chef secrets don't eat the bread basketWhile most of the chef secrets in the Food Network Magazine's chef's poll didn't make me gag (though some did!), the admission by three American chefs that they recycle the bread baskets has put me off the free carbs for good.

I always wondered what happened to the bread I didn't eat when I was on the Atkins diet. Perhaps you enjoyed it, unknowing restaurant patron that sat down after I left?

Out of the 25 secrets shared in the article, I'm most impressed by how hard chefs work, and how little nonsense they take from waiters and customers. But if you're a vegan, read on, and beware.

Chefs have expensive taste.
The restaurant chefs most often cited as the best in the country was The French Laundry in California’s Napa Valley. It ought to be — dinner there is $240 per person, before wine.

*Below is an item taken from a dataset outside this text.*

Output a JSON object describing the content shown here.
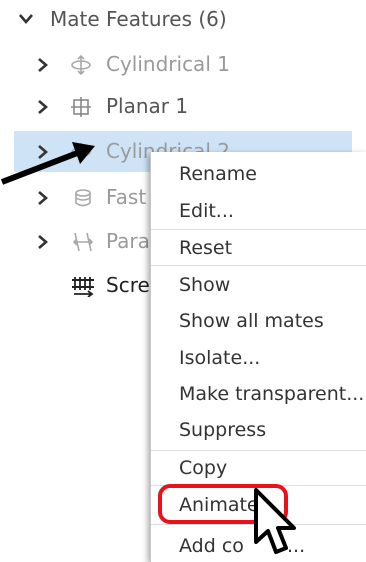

...and yet they like fast food.
Their favorite chain: Wendy’s. Culinary degrees aren’t necessarily the norm. Just half the chefs surveyed graduated from a cooking school. The rest got their training the old-fashioned way, by working their way up through the kitchen ranks.

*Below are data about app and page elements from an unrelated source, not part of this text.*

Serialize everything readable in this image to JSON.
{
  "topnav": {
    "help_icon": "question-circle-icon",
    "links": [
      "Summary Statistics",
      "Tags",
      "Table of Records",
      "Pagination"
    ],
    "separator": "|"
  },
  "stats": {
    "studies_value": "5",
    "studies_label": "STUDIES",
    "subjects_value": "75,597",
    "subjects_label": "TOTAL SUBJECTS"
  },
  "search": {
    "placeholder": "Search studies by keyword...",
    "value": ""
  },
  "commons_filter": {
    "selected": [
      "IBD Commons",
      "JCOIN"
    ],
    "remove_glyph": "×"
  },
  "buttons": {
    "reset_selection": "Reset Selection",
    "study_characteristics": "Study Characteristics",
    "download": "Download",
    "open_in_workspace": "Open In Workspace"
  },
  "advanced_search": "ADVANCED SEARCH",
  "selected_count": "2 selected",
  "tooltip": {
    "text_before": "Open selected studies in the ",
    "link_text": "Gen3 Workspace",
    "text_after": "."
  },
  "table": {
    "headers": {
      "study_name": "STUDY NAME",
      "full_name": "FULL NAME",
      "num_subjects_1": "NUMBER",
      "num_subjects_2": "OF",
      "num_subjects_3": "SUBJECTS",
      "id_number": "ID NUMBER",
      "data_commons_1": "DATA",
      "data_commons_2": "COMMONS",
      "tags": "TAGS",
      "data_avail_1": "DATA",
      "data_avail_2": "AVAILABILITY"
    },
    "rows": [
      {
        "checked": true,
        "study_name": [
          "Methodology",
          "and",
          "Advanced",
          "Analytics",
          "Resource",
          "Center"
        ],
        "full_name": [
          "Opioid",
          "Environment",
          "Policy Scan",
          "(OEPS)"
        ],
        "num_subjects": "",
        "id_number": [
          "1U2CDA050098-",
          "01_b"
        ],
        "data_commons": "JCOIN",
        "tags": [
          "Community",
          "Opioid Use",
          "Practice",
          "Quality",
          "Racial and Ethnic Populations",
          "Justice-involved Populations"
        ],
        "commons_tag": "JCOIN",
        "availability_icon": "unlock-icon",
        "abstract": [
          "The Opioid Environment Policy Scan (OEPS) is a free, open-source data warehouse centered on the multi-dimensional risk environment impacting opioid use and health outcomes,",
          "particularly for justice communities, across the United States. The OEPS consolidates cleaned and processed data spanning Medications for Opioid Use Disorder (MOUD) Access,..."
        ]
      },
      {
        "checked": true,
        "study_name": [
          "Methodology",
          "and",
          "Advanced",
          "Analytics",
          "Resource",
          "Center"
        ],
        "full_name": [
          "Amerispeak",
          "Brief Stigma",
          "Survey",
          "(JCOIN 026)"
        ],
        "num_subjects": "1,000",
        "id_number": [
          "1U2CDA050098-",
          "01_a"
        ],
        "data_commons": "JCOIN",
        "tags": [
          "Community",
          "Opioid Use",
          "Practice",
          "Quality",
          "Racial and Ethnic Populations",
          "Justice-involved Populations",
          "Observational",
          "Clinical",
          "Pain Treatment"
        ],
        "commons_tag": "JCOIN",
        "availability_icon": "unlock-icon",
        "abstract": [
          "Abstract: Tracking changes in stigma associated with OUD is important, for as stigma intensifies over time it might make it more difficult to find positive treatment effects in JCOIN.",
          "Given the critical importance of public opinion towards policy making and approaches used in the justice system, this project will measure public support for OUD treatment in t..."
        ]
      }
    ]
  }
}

Roaches are more common than you think.
Yes, 75% of chefs said they’ve seen roaches in the kitchen. And yet, chefs swear their kitchens are clean. On a scale of 1 to 10, 85% of chefs ranked their kitchens an 8 or higher for cleanliness.

Only 13% of chefs have seen a cook do unsavory things to a customer’s food.
The most unbelievable tale: “Someone once ran a steak through a dishwasher after the diner sent it back twice. Ironically, the customer was happy with it then.”

“Vegetarian” is open to interpretation.
About 15% of chefs said their vegetarian dishes might not be completely vegetarian. Beware if you’re one of those super-picky vegan types: One chef reported seeing a cook pour lamb’s blood into a vegan’s primavera.

Does this make you want to eat out, or stay home?


Image via snowpea&bokchoi/Flickr